▶ _RAW DATA_
———

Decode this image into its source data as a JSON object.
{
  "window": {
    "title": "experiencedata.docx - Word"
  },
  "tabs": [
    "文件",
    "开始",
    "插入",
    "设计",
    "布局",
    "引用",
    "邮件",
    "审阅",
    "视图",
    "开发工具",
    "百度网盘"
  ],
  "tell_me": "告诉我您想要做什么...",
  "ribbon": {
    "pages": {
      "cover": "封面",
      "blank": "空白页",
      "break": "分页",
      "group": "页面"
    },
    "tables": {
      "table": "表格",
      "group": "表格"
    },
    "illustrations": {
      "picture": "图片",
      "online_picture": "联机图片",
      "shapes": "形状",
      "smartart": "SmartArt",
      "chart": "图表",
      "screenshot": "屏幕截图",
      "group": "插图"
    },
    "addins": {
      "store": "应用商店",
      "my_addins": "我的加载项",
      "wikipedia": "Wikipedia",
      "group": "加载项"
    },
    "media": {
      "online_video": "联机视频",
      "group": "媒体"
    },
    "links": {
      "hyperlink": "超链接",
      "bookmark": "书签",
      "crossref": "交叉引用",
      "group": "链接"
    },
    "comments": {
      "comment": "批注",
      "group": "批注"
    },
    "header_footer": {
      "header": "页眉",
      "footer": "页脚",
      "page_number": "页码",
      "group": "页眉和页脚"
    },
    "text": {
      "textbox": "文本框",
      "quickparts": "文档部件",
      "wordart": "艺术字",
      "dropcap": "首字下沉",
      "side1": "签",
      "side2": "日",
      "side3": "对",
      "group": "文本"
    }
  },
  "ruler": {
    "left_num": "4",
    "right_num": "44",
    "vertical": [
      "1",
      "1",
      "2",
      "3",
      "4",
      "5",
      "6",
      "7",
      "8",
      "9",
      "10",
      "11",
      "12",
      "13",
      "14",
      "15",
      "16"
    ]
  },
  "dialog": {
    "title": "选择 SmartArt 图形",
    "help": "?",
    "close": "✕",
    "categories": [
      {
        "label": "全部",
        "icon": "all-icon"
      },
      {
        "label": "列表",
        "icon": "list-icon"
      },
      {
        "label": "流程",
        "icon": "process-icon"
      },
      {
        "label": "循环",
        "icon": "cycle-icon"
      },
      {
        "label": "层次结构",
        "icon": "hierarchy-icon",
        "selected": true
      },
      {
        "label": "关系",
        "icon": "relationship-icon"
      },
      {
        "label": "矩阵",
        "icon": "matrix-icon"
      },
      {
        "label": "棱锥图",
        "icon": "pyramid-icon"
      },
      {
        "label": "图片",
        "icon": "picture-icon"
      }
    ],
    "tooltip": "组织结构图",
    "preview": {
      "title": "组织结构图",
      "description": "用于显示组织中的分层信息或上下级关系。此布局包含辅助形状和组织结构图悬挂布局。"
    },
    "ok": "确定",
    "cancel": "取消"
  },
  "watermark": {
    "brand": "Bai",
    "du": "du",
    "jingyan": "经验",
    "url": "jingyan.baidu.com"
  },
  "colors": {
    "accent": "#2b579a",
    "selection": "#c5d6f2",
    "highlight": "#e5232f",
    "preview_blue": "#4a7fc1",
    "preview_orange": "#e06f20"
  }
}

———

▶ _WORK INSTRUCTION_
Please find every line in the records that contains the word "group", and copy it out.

▶ _ANSWER BOX_
      "group": "页面"
      "group": "表格"
      "group": "插图"
      "group": "加载项"
      "group": "媒体"
      "group": "链接"
      "group": "批注"
      "group": "页眉和页脚"
      "group": "文本"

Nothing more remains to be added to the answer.